INTRODUCTION Electric power transmission was originally developed with direct current. The availability of transformers and the development and improvement of induction motors at the beginning of the 20th Century, led to greater appeal and use of a.c. transmission. Through research and development in Sweden at Allmana Svenska Electriska Aktiebolaget (ASEA), an improved multi-electrode grid controlled mercury arc valve for high powers and voltages was developed from 1929. Experimental plants were set up in the 1930’s in Sweden and the USA to investigate the use of mercury arc valves in conversion processes for transmission and frequency changing. D.c. transmission now became practical when long distances were to be covered or where cables were required. The increase in need for electricity after the Second World War stimulated research, particularly in Sweden and in Russia. In 1950, a 116 km experimental transmission line was commissioned from Moscow to Kasira at 200 kV. The first commercial HVDC line built in 1954 was a 98 km submarine cable with ground return between the island of Gotland and the Swedish mainland. Thyristors were applied to d.c. transmission in the late 1960’s and solid state valves became a reality. In 1969, a contract for the Eel River d.c. link in Canada was awarded as the first application of sold state valves for HVDC transmission. Today, the highest functional d.c. voltage for d.c. transmission is +/- 600 kV for the 785 km transmission line of the Itaipu scheme in Brazil. D.c. transmission is now an integral part of the delivery of electricity in many countries throughout the world.
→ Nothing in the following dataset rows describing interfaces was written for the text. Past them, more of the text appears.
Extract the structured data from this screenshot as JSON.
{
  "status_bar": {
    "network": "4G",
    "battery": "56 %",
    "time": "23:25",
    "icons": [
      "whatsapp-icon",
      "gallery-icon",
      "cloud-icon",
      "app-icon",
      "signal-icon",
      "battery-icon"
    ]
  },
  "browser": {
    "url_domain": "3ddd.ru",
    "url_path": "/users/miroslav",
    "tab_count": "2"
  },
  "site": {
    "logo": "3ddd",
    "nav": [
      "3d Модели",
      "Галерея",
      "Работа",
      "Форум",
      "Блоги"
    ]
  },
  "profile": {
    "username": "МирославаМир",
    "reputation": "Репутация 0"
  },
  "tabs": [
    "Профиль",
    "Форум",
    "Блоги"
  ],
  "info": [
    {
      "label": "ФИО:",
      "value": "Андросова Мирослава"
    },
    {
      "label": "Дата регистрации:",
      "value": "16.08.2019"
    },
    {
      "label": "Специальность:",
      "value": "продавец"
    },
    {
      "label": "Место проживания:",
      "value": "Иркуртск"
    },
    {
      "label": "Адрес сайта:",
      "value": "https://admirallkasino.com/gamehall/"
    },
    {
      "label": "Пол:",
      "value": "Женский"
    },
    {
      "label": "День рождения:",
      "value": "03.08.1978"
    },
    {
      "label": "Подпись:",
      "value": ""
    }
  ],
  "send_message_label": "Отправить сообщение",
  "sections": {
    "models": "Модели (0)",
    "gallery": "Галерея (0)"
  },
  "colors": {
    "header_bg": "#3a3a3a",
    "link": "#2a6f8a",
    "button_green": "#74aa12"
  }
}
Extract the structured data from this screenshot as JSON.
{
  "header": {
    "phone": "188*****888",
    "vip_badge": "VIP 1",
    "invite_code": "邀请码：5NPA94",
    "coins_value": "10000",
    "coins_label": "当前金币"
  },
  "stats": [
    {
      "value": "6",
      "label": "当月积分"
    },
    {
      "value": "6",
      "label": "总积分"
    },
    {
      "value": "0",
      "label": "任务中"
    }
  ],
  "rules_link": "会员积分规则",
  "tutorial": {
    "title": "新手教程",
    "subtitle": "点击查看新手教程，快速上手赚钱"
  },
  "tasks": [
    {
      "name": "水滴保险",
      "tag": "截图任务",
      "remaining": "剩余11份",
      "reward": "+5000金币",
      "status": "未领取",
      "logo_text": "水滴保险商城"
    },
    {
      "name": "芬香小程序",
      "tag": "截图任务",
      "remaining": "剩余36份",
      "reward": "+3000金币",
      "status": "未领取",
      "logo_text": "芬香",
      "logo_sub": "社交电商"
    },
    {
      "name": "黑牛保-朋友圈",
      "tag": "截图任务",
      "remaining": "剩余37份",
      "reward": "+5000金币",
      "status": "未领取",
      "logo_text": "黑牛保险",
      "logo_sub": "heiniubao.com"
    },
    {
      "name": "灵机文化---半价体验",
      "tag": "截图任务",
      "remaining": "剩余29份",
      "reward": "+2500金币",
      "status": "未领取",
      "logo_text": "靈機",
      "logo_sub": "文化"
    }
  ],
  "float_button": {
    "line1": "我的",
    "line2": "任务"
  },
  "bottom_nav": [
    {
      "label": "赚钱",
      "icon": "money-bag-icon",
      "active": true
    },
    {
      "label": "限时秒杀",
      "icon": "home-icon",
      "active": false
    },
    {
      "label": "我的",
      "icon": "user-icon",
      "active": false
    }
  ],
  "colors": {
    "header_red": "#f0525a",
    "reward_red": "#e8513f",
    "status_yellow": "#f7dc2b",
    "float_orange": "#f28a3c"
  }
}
WHY USE DC TRANSMISSION? The question is often asked, “Why use d.c. transmission?” One response is that losses are lower, but this is not correct. The level of losses is designed into